**What you should do**
Please report how many lines of the following entries hold the word "label", giving the number alone.

**Extracted entries**
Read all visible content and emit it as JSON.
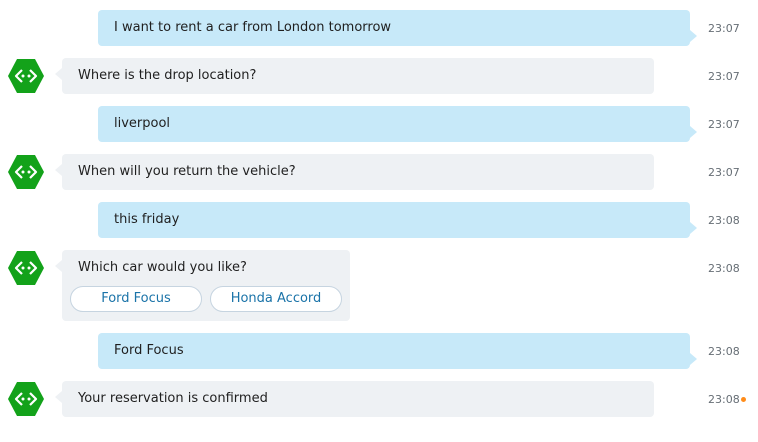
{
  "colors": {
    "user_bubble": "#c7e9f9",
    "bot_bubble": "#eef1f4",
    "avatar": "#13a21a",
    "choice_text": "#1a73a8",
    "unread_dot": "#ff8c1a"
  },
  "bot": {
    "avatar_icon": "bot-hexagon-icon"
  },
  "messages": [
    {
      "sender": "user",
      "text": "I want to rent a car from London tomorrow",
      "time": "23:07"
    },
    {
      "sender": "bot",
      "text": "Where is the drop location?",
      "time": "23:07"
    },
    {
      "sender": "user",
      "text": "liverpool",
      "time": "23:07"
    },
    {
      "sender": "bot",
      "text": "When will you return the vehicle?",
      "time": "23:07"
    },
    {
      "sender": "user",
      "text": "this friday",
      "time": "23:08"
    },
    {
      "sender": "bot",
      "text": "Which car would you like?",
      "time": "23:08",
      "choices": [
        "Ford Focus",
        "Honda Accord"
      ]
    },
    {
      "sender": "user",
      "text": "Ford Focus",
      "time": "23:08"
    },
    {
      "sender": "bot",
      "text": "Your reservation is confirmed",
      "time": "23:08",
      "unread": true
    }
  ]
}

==

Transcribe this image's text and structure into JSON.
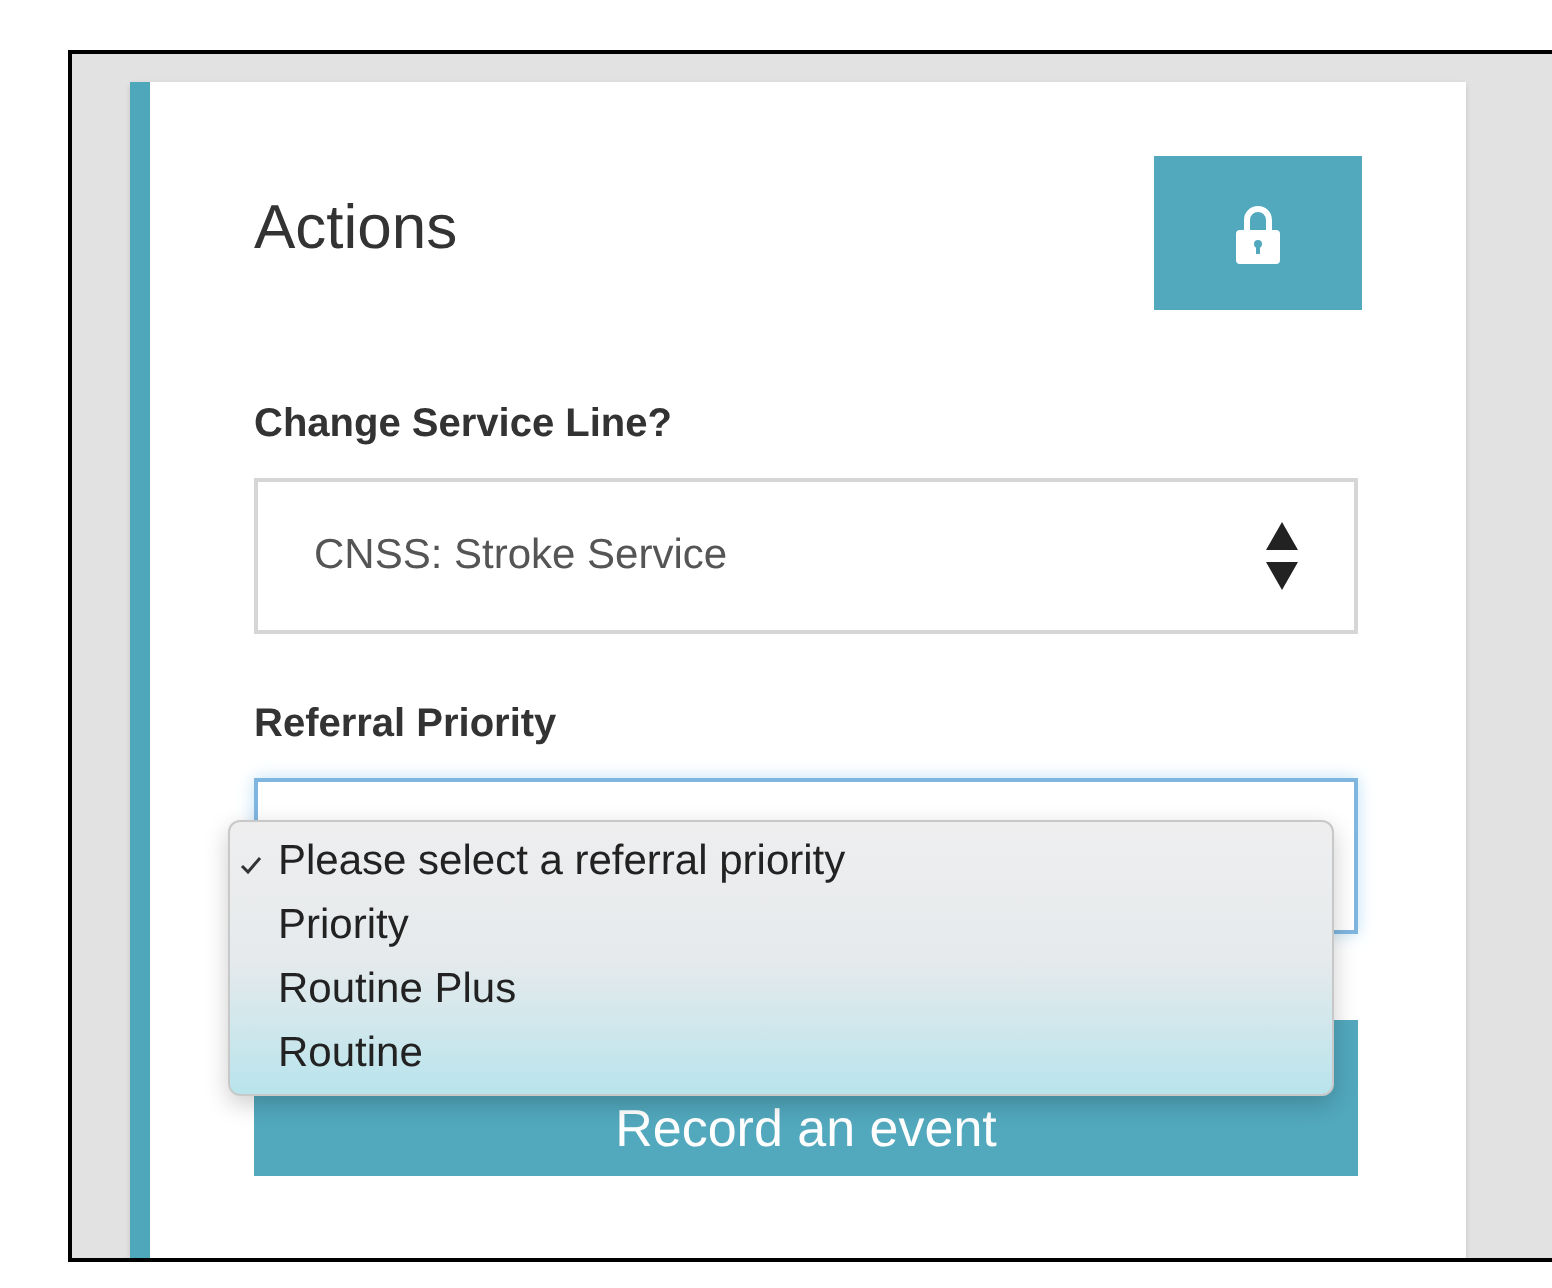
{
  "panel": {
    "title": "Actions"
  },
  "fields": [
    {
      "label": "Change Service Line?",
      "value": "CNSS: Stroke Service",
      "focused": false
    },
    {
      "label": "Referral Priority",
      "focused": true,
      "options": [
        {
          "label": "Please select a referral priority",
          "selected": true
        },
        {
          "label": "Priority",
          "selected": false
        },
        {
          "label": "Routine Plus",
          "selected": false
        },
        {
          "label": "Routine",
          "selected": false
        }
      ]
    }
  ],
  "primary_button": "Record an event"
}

**Response below**
6